“From our point of view, it’s a positive development as it provides shoppers with more reasons to visit their stores. And the higher the footfall, the more products we’ll sell. But they must be careful which brands they choose and look at where the opportunities are to fill gaps in their range.
“M&S is already a destination store for desserts and they overtrade in yogurts, so there is nothing to be gained from having brands in the desserts cabinet.”
Evolution, not revolution?
Former Morrisons chief executive Marc Bolland, who took the helm at M&S in May, was taking his time to talk to suppliers and understand the M&S brand and how to develop it, said Eaton.
“I have met Marc and will be seeing him again in a couple of weeks. But he will not be talking about a new strategy until November. We saw what he did at Morrisons and we like the way he talks about the evolution of the brand.
"We will have the opportunity to feed into this process when we meet up next.We’re very excited about the prospects.”

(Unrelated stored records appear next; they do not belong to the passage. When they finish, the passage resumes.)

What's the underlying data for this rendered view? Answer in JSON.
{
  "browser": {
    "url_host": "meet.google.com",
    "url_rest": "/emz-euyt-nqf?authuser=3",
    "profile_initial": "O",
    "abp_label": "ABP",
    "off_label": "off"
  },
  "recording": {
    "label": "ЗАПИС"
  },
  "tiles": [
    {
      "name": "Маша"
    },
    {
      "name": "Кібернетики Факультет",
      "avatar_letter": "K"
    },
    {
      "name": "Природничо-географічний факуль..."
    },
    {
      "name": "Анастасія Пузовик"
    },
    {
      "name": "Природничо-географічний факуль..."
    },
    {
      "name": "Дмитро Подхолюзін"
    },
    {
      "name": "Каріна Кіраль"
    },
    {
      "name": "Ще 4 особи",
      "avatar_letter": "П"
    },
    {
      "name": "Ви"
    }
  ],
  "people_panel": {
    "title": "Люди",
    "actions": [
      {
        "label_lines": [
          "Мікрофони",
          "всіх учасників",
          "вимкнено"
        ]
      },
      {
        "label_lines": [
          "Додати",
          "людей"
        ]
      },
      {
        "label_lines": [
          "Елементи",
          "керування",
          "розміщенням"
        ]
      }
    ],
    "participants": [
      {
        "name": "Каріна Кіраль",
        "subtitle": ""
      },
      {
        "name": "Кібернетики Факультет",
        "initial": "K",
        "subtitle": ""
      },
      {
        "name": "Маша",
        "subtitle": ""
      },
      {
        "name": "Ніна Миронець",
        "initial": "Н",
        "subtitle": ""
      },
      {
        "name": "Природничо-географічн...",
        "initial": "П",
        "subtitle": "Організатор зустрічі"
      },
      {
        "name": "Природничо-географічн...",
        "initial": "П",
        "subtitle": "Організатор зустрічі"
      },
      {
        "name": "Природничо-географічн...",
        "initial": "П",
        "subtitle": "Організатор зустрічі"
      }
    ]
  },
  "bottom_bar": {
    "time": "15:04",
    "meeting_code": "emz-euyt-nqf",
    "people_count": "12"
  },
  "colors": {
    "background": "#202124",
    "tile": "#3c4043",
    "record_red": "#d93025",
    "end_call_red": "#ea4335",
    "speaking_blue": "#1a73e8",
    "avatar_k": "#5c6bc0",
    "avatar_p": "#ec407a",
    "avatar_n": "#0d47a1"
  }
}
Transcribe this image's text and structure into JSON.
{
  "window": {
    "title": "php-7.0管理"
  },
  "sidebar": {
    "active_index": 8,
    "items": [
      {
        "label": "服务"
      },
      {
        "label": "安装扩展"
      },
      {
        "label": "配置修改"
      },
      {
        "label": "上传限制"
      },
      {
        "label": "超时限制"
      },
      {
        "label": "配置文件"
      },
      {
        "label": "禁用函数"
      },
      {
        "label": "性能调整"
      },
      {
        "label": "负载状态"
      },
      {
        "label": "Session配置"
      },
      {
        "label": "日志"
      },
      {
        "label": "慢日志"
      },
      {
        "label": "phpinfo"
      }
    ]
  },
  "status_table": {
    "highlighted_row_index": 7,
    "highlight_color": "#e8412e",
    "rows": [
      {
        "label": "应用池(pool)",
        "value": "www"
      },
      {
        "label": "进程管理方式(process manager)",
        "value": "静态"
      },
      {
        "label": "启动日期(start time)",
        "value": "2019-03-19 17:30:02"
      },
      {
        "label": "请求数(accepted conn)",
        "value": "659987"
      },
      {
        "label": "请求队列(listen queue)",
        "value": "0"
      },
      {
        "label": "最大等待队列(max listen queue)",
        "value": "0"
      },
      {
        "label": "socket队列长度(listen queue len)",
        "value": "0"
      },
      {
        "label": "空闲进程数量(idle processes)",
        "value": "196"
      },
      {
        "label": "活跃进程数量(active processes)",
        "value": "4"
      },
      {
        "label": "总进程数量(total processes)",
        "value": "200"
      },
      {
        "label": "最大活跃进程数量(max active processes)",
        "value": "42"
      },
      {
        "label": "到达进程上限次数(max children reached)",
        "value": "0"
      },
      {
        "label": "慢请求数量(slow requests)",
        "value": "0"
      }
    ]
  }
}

While Uniq’s desserts division slumped into the red in the first half owing to additional costs to support the launch of new products and continued pressure on margins, its longer-term prospects were good, insisted Eaton.
“We launched 87 new products in the period compared with 28 in the first half of last year and in many cases the initial demand was more than double our expectations, which put a hell of a strain on the factories.”
Click here for more detailed coverage of Uniq's interim results.